** Provided data follows **

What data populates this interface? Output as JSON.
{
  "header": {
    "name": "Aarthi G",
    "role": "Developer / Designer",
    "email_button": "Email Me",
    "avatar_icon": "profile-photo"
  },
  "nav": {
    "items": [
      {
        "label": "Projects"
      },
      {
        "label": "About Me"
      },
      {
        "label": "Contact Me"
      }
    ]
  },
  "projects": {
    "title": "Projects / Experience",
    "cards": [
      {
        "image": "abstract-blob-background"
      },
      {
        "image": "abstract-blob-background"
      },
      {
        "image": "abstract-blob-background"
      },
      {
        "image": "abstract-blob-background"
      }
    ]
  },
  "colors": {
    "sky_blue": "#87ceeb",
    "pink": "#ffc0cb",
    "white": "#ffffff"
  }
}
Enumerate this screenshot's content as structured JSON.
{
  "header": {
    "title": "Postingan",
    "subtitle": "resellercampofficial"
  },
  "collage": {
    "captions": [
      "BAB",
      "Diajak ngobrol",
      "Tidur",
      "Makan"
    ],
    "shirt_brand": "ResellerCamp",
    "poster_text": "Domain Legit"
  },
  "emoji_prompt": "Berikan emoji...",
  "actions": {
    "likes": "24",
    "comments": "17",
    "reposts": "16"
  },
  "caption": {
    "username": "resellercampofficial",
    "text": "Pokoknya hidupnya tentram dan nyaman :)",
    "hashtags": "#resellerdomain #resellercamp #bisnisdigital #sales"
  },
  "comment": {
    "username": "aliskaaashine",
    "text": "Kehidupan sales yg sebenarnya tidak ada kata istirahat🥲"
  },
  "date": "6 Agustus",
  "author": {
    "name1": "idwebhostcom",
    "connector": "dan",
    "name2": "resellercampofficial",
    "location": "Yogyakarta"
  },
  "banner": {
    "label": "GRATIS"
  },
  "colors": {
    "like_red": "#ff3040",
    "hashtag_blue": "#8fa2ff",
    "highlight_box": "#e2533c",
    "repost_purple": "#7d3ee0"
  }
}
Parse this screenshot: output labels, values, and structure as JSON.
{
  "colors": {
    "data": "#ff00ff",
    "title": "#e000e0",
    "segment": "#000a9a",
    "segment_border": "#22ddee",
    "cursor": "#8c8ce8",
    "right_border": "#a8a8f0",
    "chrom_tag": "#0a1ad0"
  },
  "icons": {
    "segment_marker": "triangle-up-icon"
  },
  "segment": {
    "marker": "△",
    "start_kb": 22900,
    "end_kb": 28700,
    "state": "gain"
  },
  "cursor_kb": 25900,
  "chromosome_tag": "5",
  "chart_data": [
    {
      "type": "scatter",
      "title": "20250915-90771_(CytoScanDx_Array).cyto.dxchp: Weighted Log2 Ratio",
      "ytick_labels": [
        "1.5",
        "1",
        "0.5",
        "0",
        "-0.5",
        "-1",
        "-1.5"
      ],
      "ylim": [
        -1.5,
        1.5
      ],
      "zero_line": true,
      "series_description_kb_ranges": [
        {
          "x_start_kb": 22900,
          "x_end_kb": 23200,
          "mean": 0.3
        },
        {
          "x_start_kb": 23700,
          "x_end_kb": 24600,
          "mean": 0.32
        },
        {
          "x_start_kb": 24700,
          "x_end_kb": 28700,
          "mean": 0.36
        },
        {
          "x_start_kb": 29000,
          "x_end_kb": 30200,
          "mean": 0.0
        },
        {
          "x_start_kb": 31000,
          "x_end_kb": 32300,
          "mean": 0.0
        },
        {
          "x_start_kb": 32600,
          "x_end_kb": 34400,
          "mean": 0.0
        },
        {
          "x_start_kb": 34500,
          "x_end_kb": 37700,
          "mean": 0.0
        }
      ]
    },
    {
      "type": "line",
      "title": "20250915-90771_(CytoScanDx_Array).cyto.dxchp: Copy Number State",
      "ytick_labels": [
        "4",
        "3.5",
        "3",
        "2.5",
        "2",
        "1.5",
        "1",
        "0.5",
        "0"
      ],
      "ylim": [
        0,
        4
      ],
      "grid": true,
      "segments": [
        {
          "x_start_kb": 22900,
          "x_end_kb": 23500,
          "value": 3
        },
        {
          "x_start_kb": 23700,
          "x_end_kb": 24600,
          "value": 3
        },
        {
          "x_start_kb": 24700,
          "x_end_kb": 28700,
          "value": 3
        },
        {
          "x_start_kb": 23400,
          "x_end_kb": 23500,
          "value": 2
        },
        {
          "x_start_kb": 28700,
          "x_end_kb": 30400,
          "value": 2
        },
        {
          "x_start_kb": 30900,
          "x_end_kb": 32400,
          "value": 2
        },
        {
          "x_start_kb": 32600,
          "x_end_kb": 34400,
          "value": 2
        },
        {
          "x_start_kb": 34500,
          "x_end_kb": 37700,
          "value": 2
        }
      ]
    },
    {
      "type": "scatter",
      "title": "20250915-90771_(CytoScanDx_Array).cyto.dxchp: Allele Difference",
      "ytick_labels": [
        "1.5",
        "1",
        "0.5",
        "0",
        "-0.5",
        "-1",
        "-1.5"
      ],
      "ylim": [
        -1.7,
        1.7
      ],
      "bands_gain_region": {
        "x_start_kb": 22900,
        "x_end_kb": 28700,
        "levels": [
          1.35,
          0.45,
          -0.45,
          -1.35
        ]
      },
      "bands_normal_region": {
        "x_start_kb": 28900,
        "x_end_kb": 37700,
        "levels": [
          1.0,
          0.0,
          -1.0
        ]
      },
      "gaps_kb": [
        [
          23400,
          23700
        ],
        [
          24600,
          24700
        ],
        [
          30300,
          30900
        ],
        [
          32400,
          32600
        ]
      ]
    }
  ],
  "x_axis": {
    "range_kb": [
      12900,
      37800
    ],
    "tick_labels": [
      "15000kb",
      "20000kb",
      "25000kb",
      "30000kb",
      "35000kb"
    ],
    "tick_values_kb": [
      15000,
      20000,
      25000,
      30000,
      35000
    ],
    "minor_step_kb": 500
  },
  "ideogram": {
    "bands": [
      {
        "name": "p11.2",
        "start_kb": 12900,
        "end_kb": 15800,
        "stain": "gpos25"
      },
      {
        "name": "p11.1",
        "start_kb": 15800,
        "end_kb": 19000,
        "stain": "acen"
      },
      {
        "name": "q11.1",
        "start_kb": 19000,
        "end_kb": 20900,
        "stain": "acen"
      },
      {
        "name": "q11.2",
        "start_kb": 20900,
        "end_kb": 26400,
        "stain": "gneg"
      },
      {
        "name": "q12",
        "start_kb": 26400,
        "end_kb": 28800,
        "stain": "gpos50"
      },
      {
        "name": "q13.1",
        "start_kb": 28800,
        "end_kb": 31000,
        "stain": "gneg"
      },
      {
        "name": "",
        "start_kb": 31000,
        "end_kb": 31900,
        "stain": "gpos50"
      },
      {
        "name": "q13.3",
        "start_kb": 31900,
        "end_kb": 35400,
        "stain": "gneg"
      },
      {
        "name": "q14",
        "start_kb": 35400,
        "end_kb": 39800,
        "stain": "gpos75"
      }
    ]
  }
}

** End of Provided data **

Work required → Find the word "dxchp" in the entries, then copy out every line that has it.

Solution to the exercise →
      "title": "20250915-90771_(CytoScanDx_Array).cyto.dxchp: Weighted Log2 Ratio",
      "title": "20250915-90771_(CytoScanDx_Array).cyto.dxchp: Copy Number State",
      "title": "20250915-90771_(CytoScanDx_Array).cyto.dxchp: Allele Difference",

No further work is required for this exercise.